Plates Not Touching the Ground
The plates do not touch the ground on the Smith machine. This affects the starting height of the deadlift. This also means less range of motion, which can affect how your muscles respond to the exercise and could lead to less muscle growth. You can avoid this to some degree by deadlifting off of a box or plates to increase the range of motion.
The most important comparison, however, is that both exercises work the same muscles. Both variations of the deadlift work the quadriceps, hamstrings, glutes, calves, erector spinae, latissimus dorsi, trapezius, rhomboids, abdominals, and forearms.
Some of those muscles will be worked slightly less on a Smith machine since the machine stabilizes the weight for you, but it is still a good exercise.
Frequently Asked Questions
Is It Okay to Do Deadlifts on a Smith Machine?
Yes, it is okay to do deadlifts on a Smith machine. Smith machine deadlifts will change the technique and starting position of the lift, but it is still a good movement because it will develop strength and build muscle in the lower body.
Is a Deadlift on the Smith Machine Better Than a Deadlift With a Barbell?
No, most people would not consider a Smith machine deadlift to be better than a barbell deadlift. A barbell deadlift allows more range of motion. Barbell deadlifts also require the body to stabilize the weight, which works the involved muscles more than a Smith machine deadlift.

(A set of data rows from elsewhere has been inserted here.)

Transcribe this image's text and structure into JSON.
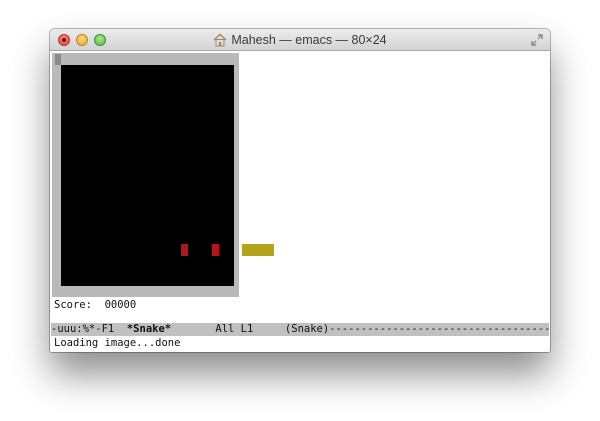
{
  "window": {
    "title": "Mahesh — emacs — 80×24",
    "title_icon": "home-folder-icon",
    "controls": [
      "close-icon",
      "minimize-icon",
      "zoom-icon"
    ],
    "fullscreen_icon": "fullscreen-arrows-icon"
  },
  "game": {
    "score_label": "Score:",
    "score_value": "00000",
    "apples": [
      {
        "col": 11,
        "row": 14
      },
      {
        "col": 14,
        "row": 14
      }
    ],
    "snake": [
      {
        "col": 17,
        "row": 14
      },
      {
        "col": 18,
        "row": 14
      },
      {
        "col": 19,
        "row": 14
      }
    ],
    "colors": {
      "board": "#000000",
      "apple": "#b5141c",
      "snake": "#b3a419",
      "frame": "#b9b9b9"
    }
  },
  "modeline": {
    "status": "-uuu:%*-F1  ",
    "buffer": "*Snake*",
    "position": "       All L1     ",
    "mode": "(Snake)-----------------------------------"
  },
  "echo_area": {
    "message": "Loading image...done"
  }
}
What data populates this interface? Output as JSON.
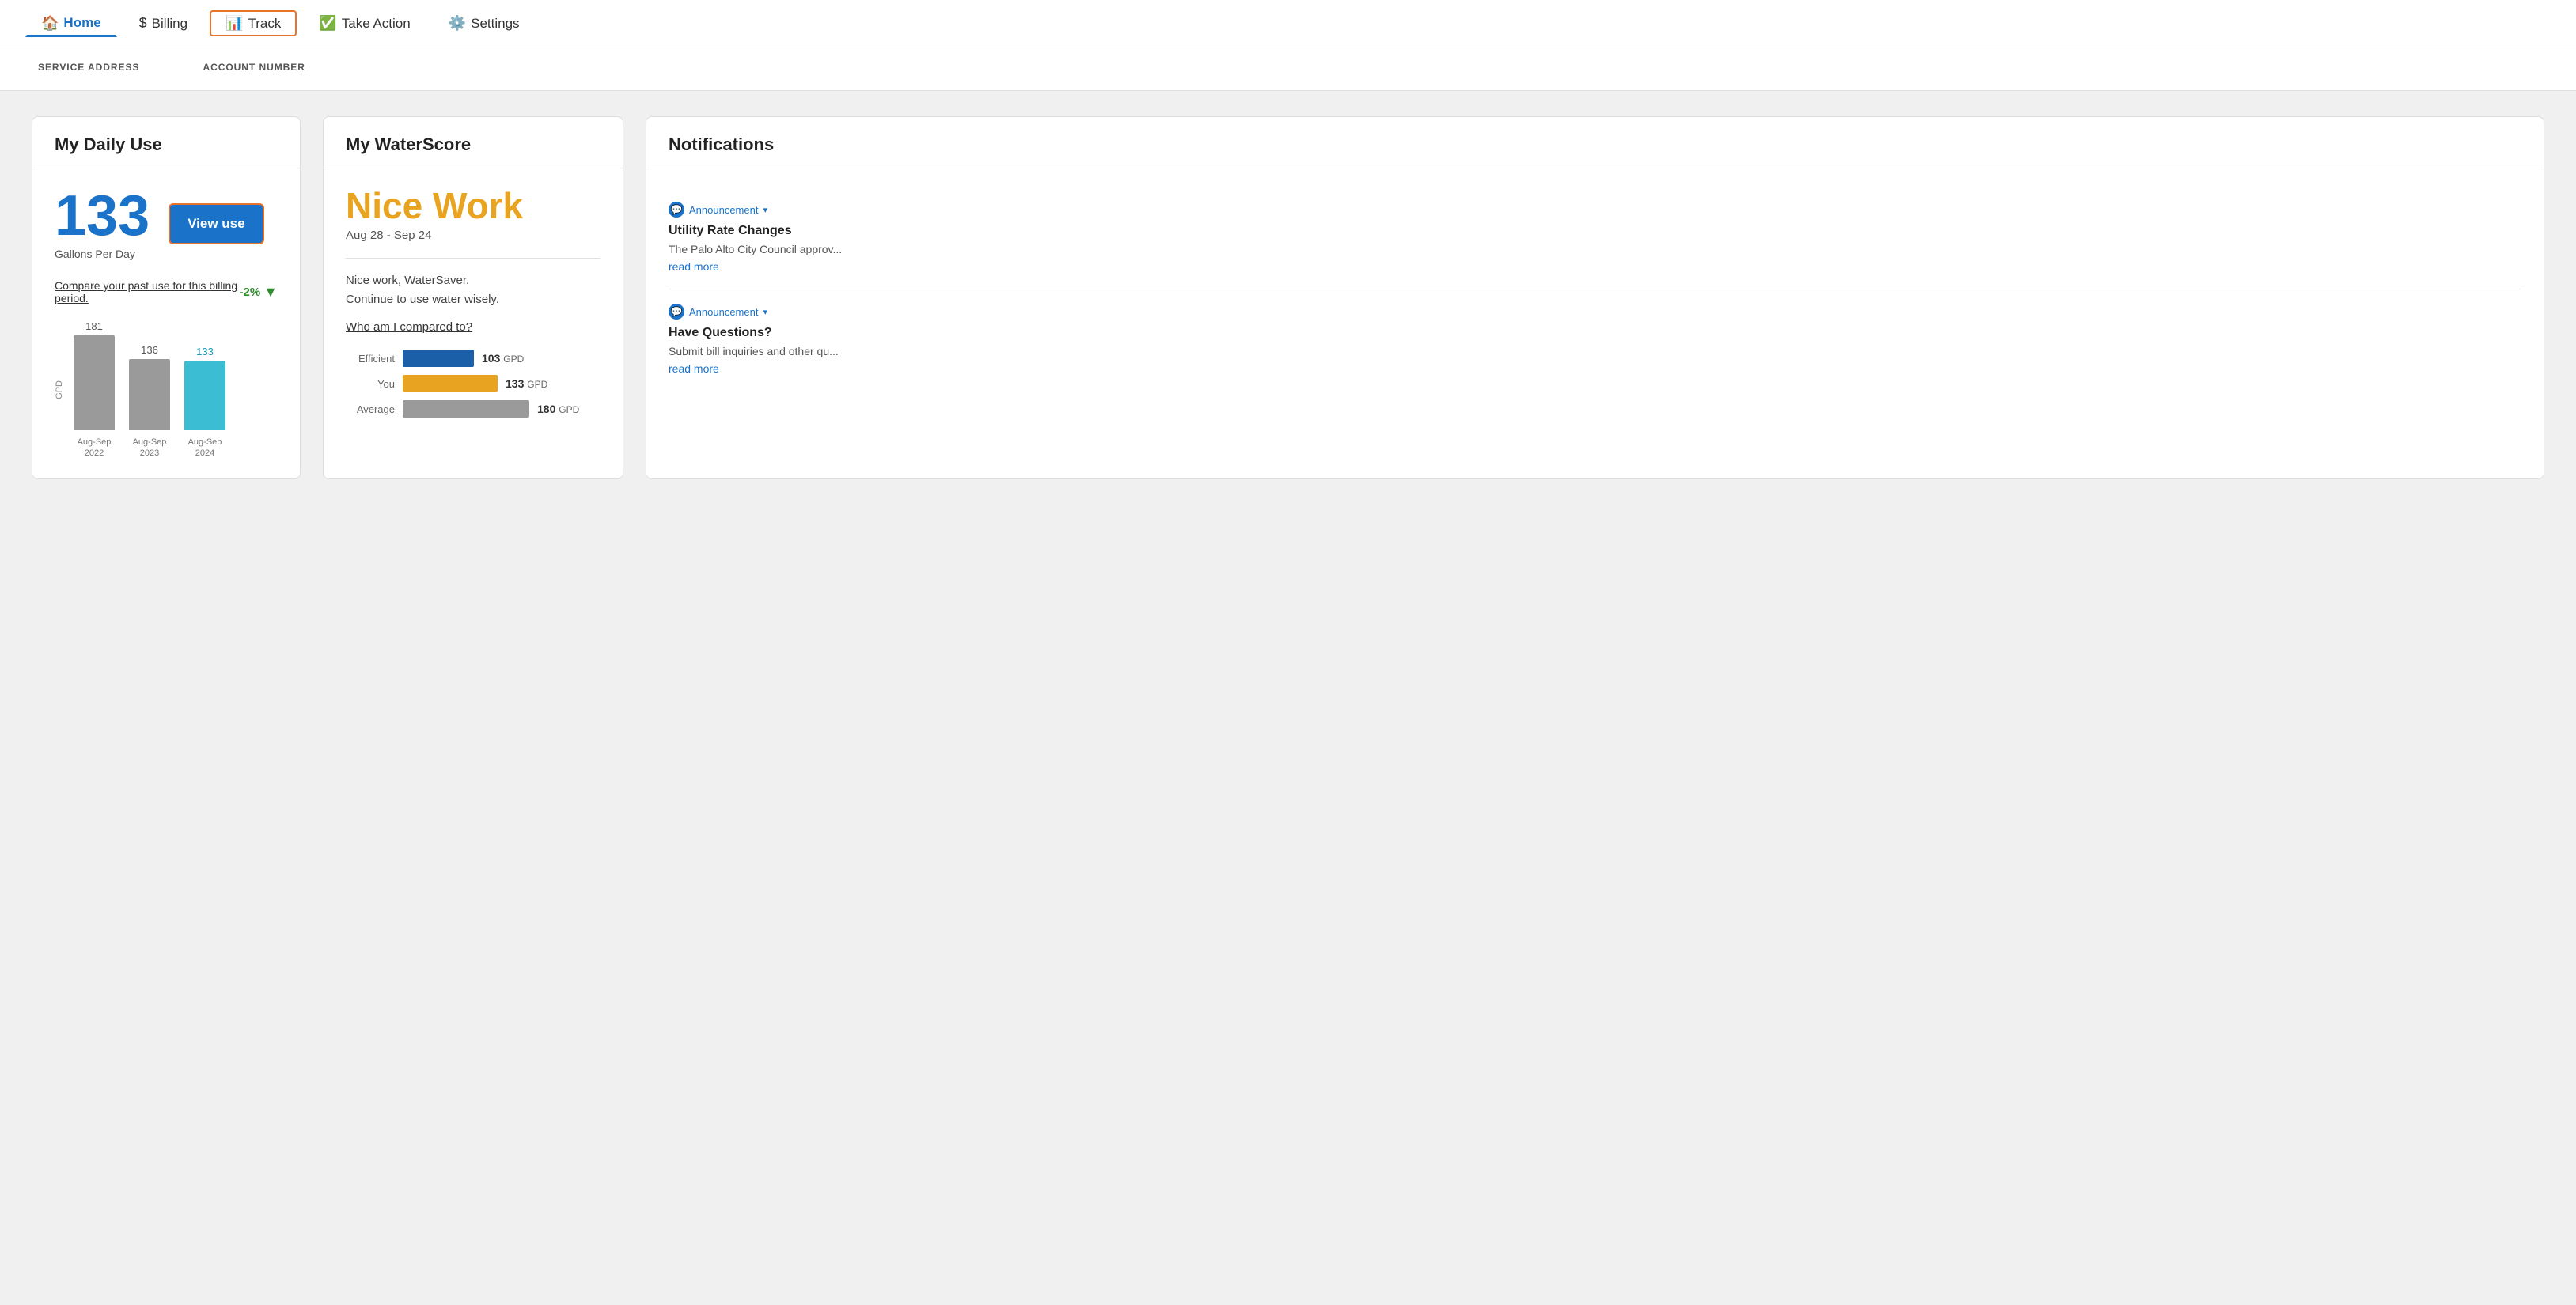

Is a Smith Machine Deadlift the Same as a Barbell Deadlift?
No, a Smith machine deadlift is not the same as a barbell deadlift. A Smith machine is on a fixed bar path, which is also angled. During a barbell deadlift, you must control the bar path on your own, and it should be straight up and down. The starting position and range of motion differ between the movements as well.
The Smith machine gets a lot of hate from gym-goers, but there are times when deadlifting with a barbell simply isn’t possible. While a Smith machine deadlift differs from a barbell deadlift in many ways, it is still a beneficial movement.
A Smith machine deadlift still trains all of the muscles involved in a barbell deadlift. There is less range of motion and fewer stability requirements, but it is much better to train the deadlift on a Smith machine than not at all.
If you are a powerlifter, you should probably find somewhere else to train if all you have to deadlift on is a Smith machine. For everyone else, however, a Smith machine is a perfectly good piece of equipment to deadlift on.
About The Author
Derek Reasch is a strength and conditioning coach with experience coaching at the Division I, Division II, and NAIA levels. Previously, he worked as a certified personal trainer and nutrition coach. He holds a Master’s in Kinesiology and a Bachelor’s in Exercise Science. As a competitive powerlifter, he has achieved an elite total in several weight classes. He currently is focused on his online coaching and apparel business, Reaschmode Athletics.